If you say on your resume that your degree is from McMaster, but your Facebook profile says you went to U of T, you’re likely to be immediately cut from the interview list. Even if the conflict doesn’t leave you looking better on your resume, disparities will make you look at worst like a liar, and at best careless, and certainly not authentic!
4. Statuses You Wouldn’t Want Your Boss to See
Everyone should know to avoid statuses like “Ian plans to call in sick tomorrow so he can go to two interviews on Wednesday.” But you should also be aware of seemingly harmless statuses like “Sarah is watching the gold medal hockey game online at her desk”. Statuses that imply you are unreliable, deceitful, and basically anything that doesn’t make you look as professional as you’d like, can seriously undermine your chances at landing that new job.
5. Not Understanding Your Security Settings
The security settings on Facebook have come a long way since the site started. It is now possible to customize lists of friends and decide what each list can and cannot see. However, many people do not fully understand these settings, or don’t bother to check who has access to what. If you are going to use Facebook professionally, and even if you aren’t, make sure you take the time to go through your privacy options. At the very least, your profile should be set so that people who are not your friend cannot see any of your pictures or information.
6. Losing By Association
You can’t control what your friends post to your profile (although you can remove it once you see it), nor what they post to their own profiles or to those of mutual friends. If a potential client or employer sees those Friday night pictures your friend has tagged you in where he is falling down drunk, it reflects poorly on you, even if the picture of you is completely innocent. It’s unfortunate, but we do judge others by the company they keep, at least to some extent. Take a look at everything connected to your profile, and keep an eye out for anything you wouldn’t want to show your mother.

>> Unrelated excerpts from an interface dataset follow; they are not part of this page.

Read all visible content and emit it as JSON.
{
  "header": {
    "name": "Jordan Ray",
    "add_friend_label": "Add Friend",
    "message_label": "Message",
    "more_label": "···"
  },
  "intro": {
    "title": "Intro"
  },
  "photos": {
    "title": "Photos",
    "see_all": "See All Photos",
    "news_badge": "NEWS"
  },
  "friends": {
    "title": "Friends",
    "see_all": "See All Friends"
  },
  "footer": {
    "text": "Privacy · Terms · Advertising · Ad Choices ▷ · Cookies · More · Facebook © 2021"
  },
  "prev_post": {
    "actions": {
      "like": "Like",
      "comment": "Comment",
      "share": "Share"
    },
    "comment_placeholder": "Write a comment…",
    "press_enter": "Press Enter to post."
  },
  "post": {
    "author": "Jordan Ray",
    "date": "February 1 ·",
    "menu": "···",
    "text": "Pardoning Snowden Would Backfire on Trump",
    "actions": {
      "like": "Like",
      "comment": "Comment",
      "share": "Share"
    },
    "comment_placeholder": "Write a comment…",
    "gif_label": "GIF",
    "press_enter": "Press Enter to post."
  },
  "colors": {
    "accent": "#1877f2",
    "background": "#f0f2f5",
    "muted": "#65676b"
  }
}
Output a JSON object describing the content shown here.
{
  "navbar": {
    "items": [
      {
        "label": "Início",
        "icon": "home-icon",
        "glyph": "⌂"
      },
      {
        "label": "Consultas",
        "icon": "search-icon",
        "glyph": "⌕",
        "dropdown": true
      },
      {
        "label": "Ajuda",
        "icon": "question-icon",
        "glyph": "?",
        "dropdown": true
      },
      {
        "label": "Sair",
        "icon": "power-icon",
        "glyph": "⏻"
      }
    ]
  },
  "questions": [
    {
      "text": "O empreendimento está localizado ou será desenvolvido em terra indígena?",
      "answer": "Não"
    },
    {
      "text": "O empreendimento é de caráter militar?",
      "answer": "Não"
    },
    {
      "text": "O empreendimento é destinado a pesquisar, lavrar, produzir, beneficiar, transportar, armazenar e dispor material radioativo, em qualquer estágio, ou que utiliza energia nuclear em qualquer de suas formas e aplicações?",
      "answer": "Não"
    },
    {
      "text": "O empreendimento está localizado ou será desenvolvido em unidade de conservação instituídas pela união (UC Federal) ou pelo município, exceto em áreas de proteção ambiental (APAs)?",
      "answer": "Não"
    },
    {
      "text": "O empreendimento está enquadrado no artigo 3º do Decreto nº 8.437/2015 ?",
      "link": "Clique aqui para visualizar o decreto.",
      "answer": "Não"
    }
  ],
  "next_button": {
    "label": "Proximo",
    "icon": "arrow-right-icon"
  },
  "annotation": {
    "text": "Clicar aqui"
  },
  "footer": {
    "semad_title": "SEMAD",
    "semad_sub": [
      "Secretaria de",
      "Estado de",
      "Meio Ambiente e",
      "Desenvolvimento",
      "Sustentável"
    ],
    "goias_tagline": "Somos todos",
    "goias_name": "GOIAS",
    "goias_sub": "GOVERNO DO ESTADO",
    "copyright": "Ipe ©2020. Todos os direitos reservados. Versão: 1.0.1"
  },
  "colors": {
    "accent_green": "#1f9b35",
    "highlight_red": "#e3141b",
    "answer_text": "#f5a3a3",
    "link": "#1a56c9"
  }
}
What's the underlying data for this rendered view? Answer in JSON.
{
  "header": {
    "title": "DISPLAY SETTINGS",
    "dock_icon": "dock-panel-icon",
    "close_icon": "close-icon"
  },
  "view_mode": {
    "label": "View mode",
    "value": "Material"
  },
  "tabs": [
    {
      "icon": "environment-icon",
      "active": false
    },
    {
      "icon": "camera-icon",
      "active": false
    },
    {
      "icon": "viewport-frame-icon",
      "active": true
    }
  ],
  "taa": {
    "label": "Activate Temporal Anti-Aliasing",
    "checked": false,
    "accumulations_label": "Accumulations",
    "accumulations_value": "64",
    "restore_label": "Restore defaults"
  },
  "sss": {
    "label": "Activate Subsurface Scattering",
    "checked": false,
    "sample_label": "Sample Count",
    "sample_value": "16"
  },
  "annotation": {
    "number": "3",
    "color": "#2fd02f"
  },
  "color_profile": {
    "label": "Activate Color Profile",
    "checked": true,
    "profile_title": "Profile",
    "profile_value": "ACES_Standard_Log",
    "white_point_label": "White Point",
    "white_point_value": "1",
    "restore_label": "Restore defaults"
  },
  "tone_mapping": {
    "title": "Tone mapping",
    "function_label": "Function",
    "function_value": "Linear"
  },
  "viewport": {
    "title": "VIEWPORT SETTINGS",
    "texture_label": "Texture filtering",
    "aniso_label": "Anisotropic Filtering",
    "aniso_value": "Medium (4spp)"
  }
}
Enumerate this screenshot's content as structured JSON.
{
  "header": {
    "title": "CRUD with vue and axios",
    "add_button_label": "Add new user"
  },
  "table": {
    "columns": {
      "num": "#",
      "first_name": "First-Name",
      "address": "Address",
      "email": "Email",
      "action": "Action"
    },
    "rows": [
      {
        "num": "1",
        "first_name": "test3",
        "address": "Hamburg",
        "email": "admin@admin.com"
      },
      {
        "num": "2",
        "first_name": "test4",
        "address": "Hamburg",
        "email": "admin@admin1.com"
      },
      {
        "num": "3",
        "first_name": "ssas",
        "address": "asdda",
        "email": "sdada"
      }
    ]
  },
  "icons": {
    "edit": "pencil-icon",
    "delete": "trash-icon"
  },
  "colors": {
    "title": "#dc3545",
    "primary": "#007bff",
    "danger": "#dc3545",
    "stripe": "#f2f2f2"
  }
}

Facebook Can Help You Get Hired – Or Fired
The best advice is to lock down your personal profile so that only friends you approve can see anything on that profile. Then, create a second, public profile on Facebook purely for professional use. This profile functions like an online resume, and should only contain information you’d be comfortable telling your potential employer face to face. Having a social networking profile is a good thing – it presents you as technologically and professionally savvy. Just make sure your profile is helping to present your best side.